4. Durability

It can withstand extreme forces or harsh weather conditions, such as strong winds, earthquakes, hurricanes and heavy snow. They are also unreceptive to rust and, unlike wood frames, they are not affected by termites, bugs, mildew, mold and fungi.

Structural analysis is the determination of the effects of loads on physical structures and their components. Structures subject to this type of analysis include all that must withstand loads, such as buildings, bridges, vehicles, furniture, attire, soil strata, prostheses and biological tissue. Structural analysis employs the fields of applied mechanics, materials science and applied mathematics to compute a structure’s deformations, internal forces, stresses, support reactions, accelerations, and stability. The results of the analysis are used to verify a structure’s fitness for use, often precluding physical tests. Structural analysis is thus a key part of the engineering design of structures.

Types of Structural Analysis

To perform an accurate analysis a structural engineer must determine information such as structural loads, geometry, support conditions, and material properties. The results of such an analysis typically include support reactions, stresses and displacements. This information is then compared to criteria that indicate the conditions of failure. Advanced structural analysis may examine dynamic response, stability and non-linear behavior. There are Classical method and Numerical method.

1- Classical Method

 The solutions can under certain conditions be superimposed using the superposition principle to analyze a member undergoing combined loading. Solutions for special cases exist for common structures such as thin-walled pressure vessels.

he solutions are based on linear isotropic infinitesimal elasticity and Euler–Bernoulli beam theory. In other words, they contain the assumptions (among others) that the materials in question are elastic, that stress is related linearly to strain, that the material (but not the structure) behaves identically regardless of direction of the applied load, that all deformations are small, and that beams are long relative to their depth. As with any simplifying assumption in engineering, the more the model strays from reality, the less useful (and more dangerous) the result.

2- Numerical Method

It is common practice to use approximate solutions of differential equations as the basis for structural analysis. This is usually done using numerical approximation techniques. The most commonly used numerical approximation in structural analysis is the Finite Element Method.
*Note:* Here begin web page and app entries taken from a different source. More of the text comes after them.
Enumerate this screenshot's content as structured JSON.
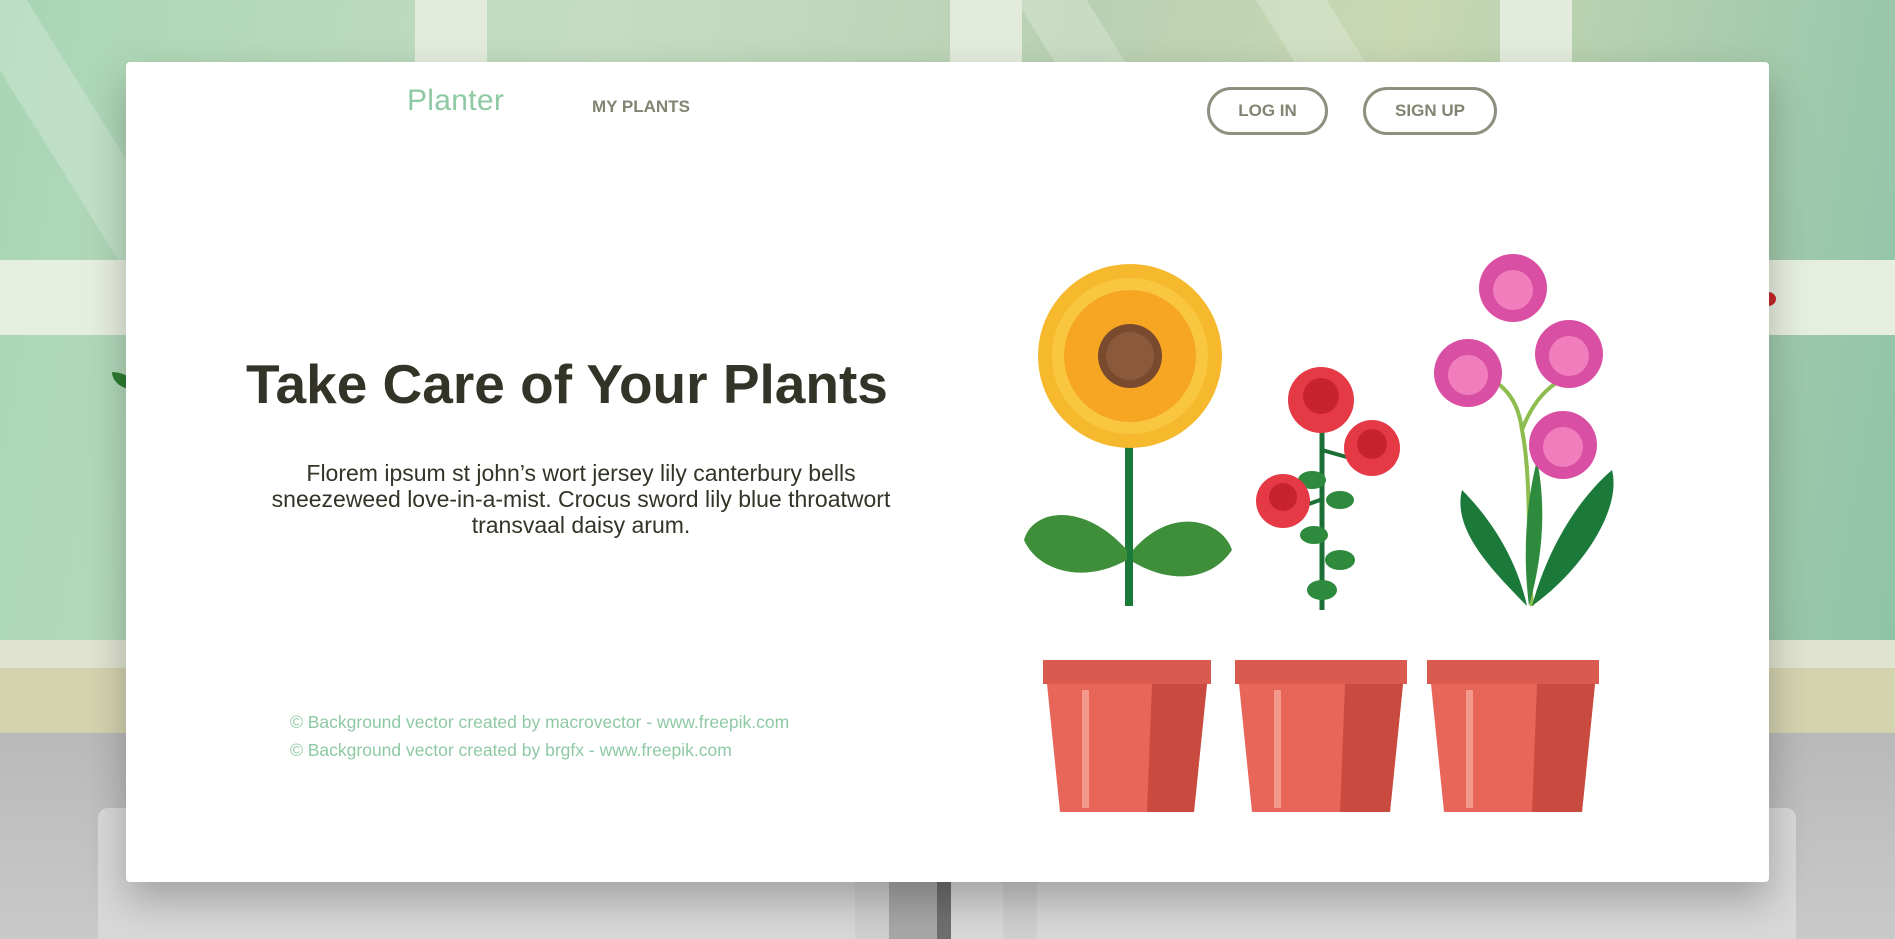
{
  "header": {
    "brand": "Planter",
    "nav_my_plants": "MY PLANTS",
    "login_label": "LOG IN",
    "signup_label": "SIGN UP"
  },
  "hero": {
    "title": "Take Care of Your Plants",
    "text": "Florem ipsum st john’s wort jersey lily canterbury bells sneezeweed love-in-a-mist. Crocus sword lily blue throatwort transvaal daisy arum."
  },
  "credits": [
    "© Background vector created by macrovector - www.freepik.com",
    "© Background vector created by brgfx - www.freepik.com"
  ],
  "illustration": {
    "plants": [
      "sunflower",
      "roses",
      "orchid"
    ]
  },
  "colors": {
    "brand": "#8ec9a4",
    "text_dark": "#333327",
    "muted": "#838372",
    "pot": "#e8655a",
    "pot_dark": "#c94b3f"
  }
}
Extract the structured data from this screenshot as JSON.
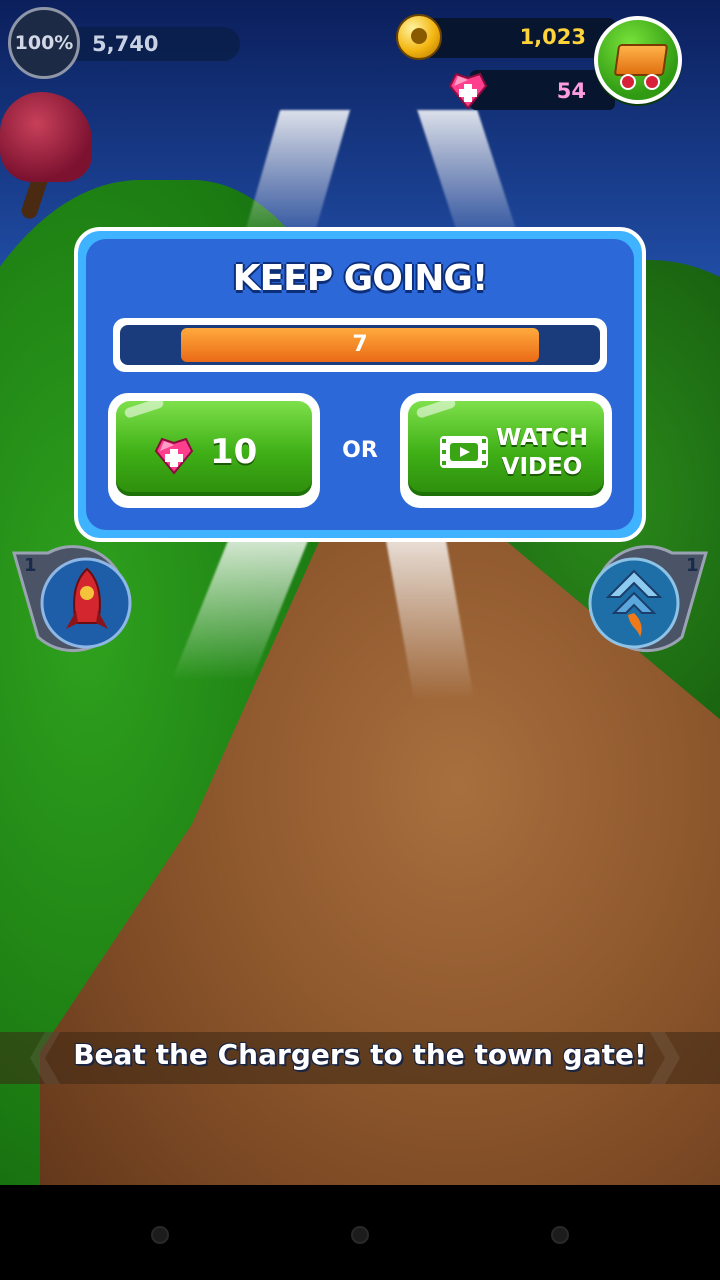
{
  "hud": {
    "progress_percent": "100%",
    "score": "5,740",
    "coins": "1,023",
    "gems": "54"
  },
  "dialog": {
    "title": "KEEP GOING!",
    "timer_value": "7",
    "timer_fraction": 0.74,
    "gem_cost": "10",
    "or_label": "OR",
    "video_line1": "WATCH",
    "video_line2": "VIDEO"
  },
  "powerups": {
    "rocket_count": "1",
    "boost_count": "1"
  },
  "objective": "Beat the Chargers to the town gate!",
  "colors": {
    "dialog_bg": "#2d68d9",
    "button_green": "#3faf16",
    "timer_orange": "#ea6a16",
    "coin_gold": "#ffd33a",
    "gem_pink": "#ff9ce0"
  },
  "icons": [
    "coin-icon",
    "gem-icon",
    "shop-cart-icon",
    "video-film-icon",
    "rocket-icon",
    "boost-arrow-icon"
  ]
}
The finite element method approximates a structure as an assembly of elements or components with various forms of connection between them and each element of which has an associated stiffness. Thus, a continuous system such as a plate or shell is modeled as a discrete system with a finite number of elements interconnected at finite number of nodes and the overall stiffness is the result of the addition of the stiffness of the various elements. The behaviour of individual elements is characterized by the element’s stiffness (or flexibility) relation. The assemblage of the various stiffness’s into a master stiffness matrix that represents the entire structure leads to the system’s stiffness or flexibility relation. To establish the stiffness (or flexibility) of a particular element, we can use the mechanics of materials approach for simple one-dimensional bar elements, and the elasticity approach for more complex two- and three-dimensional elements. The analytical and computational development are best effected throughout by means of matrix algebra, solving partial differential equations.